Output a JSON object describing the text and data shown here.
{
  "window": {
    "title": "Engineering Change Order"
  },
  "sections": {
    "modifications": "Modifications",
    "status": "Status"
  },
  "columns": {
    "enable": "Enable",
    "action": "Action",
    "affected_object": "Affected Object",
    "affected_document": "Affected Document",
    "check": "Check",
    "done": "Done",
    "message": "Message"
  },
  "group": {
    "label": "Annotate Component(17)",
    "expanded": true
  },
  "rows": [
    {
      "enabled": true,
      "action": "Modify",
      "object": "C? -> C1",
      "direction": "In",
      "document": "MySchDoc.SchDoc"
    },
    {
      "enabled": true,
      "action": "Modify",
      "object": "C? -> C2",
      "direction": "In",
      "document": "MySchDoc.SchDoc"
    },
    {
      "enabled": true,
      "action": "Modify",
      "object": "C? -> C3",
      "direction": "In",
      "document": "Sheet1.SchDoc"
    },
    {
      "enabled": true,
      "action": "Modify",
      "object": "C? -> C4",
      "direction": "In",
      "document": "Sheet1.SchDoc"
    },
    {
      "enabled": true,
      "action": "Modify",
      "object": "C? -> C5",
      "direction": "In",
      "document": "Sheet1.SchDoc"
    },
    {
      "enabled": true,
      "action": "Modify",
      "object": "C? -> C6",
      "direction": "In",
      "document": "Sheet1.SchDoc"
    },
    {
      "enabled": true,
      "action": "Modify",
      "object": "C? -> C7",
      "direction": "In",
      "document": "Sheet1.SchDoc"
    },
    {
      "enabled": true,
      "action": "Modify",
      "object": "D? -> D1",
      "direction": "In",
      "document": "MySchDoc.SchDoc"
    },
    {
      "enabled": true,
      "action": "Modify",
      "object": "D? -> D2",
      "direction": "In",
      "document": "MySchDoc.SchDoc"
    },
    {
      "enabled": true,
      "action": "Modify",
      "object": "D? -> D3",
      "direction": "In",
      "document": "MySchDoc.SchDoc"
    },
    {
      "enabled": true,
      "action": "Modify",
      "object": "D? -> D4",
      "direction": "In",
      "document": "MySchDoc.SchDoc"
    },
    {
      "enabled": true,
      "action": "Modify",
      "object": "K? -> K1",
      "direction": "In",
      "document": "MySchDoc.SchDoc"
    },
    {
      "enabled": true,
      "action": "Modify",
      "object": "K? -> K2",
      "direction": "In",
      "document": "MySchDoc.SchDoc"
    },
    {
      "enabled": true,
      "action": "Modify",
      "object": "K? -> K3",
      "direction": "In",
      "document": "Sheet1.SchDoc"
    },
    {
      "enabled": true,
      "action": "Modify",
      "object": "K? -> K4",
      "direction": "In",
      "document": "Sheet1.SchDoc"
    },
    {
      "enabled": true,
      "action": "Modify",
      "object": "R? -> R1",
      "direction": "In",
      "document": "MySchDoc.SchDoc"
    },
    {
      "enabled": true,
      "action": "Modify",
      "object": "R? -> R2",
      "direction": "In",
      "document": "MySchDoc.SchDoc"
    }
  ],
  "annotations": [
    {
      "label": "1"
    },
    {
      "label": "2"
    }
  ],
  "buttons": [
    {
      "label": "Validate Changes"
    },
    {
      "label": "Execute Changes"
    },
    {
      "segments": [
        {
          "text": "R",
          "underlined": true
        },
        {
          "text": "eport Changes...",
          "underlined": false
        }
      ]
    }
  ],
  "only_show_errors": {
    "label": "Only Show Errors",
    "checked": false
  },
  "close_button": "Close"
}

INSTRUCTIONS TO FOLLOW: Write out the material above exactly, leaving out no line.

SOLUTION BELOW:
Output a JSON object describing the text and data shown here.
{
  "window": {
    "title": "Engineering Change Order"
  },
  "sections": {
    "modifications": "Modifications",
    "status": "Status"
  },
  "columns": {
    "enable": "Enable",
    "action": "Action",
    "affected_object": "Affected Object",
    "affected_document": "Affected Document",
    "check": "Check",
    "done": "Done",
    "message": "Message"
  },
  "group": {
    "label": "Annotate Component(17)",
    "expanded": true
  },
  "rows": [
    {
      "enabled": true,
      "action": "Modify",
      "object": "C? -> C1",
      "direction": "In",
      "document": "MySchDoc.SchDoc"
    },
    {
      "enabled": true,
      "action": "Modify",
      "object": "C? -> C2",
      "direction": "In",
      "document": "MySchDoc.SchDoc"
    },
    {
      "enabled": true,
      "action": "Modify",
      "object": "C? -> C3",
      "direction": "In",
      "document": "Sheet1.SchDoc"
    },
    {
      "enabled": true,
      "action": "Modify",
      "object": "C? -> C4",
      "direction": "In",
      "document": "Sheet1.SchDoc"
    },
    {
      "enabled": true,
      "action": "Modify",
      "object": "C? -> C5",
      "direction": "In",
      "document": "Sheet1.SchDoc"
    },
    {
      "enabled": true,
      "action": "Modify",
      "object": "C? -> C6",
      "direction": "In",
      "document": "Sheet1.SchDoc"
    },
    {
      "enabled": true,
      "action": "Modify",
      "object": "C? -> C7",
      "direction": "In",
      "document": "Sheet1.SchDoc"
    },
    {
      "enabled": true,
      "action": "Modify",
      "object": "D? -> D1",
      "direction": "In",
      "document": "MySchDoc.SchDoc"
    },
    {
      "enabled": true,
      "action": "Modify",
      "object": "D? -> D2",
      "direction": "In",
      "document": "MySchDoc.SchDoc"
    },
    {
      "enabled": true,
      "action": "Modify",
      "object": "D? -> D3",
      "direction": "In",
      "document": "MySchDoc.SchDoc"
    },
    {
      "enabled": true,
      "action": "Modify",
      "object": "D? -> D4",
      "direction": "In",
      "document": "MySchDoc.SchDoc"
    },
    {
      "enabled": true,
      "action": "Modify",
      "object": "K? -> K1",
      "direction": "In",
      "document": "MySchDoc.SchDoc"
    },
    {
      "enabled": true,
      "action": "Modify",
      "object": "K? -> K2",
      "direction": "In",
      "document": "MySchDoc.SchDoc"
    },
    {
      "enabled": true,
      "action": "Modify",
      "object": "K? -> K3",
      "direction": "In",
      "document": "Sheet1.SchDoc"
    },
    {
      "enabled": true,
      "action": "Modify",
      "object": "K? -> K4",
      "direction": "In",
      "document": "Sheet1.SchDoc"
    },
    {
      "enabled": true,
      "action": "Modify",
      "object": "R? -> R1",
      "direction": "In",
      "document": "MySchDoc.SchDoc"
    },
    {
      "enabled": true,
      "action": "Modify",
      "object": "R? -> R2",
      "direction": "In",
      "document": "MySchDoc.SchDoc"
    }
  ],
  "annotations": [
    {
      "label": "1"
    },
    {
      "label": "2"
    }
  ],
  "buttons": [
    {
      "label": "Validate Changes"
    },
    {
      "label": "Execute Changes"
    },
    {
      "segments": [
        {
          "text": "R",
          "underlined": true
        },
        {
          "text": "eport Changes...",
          "underlined": false
        }
      ]
    }
  ],
  "only_show_errors": {
    "label": "Only Show Errors",
    "checked": false
  },
  "close_button": "Close"
}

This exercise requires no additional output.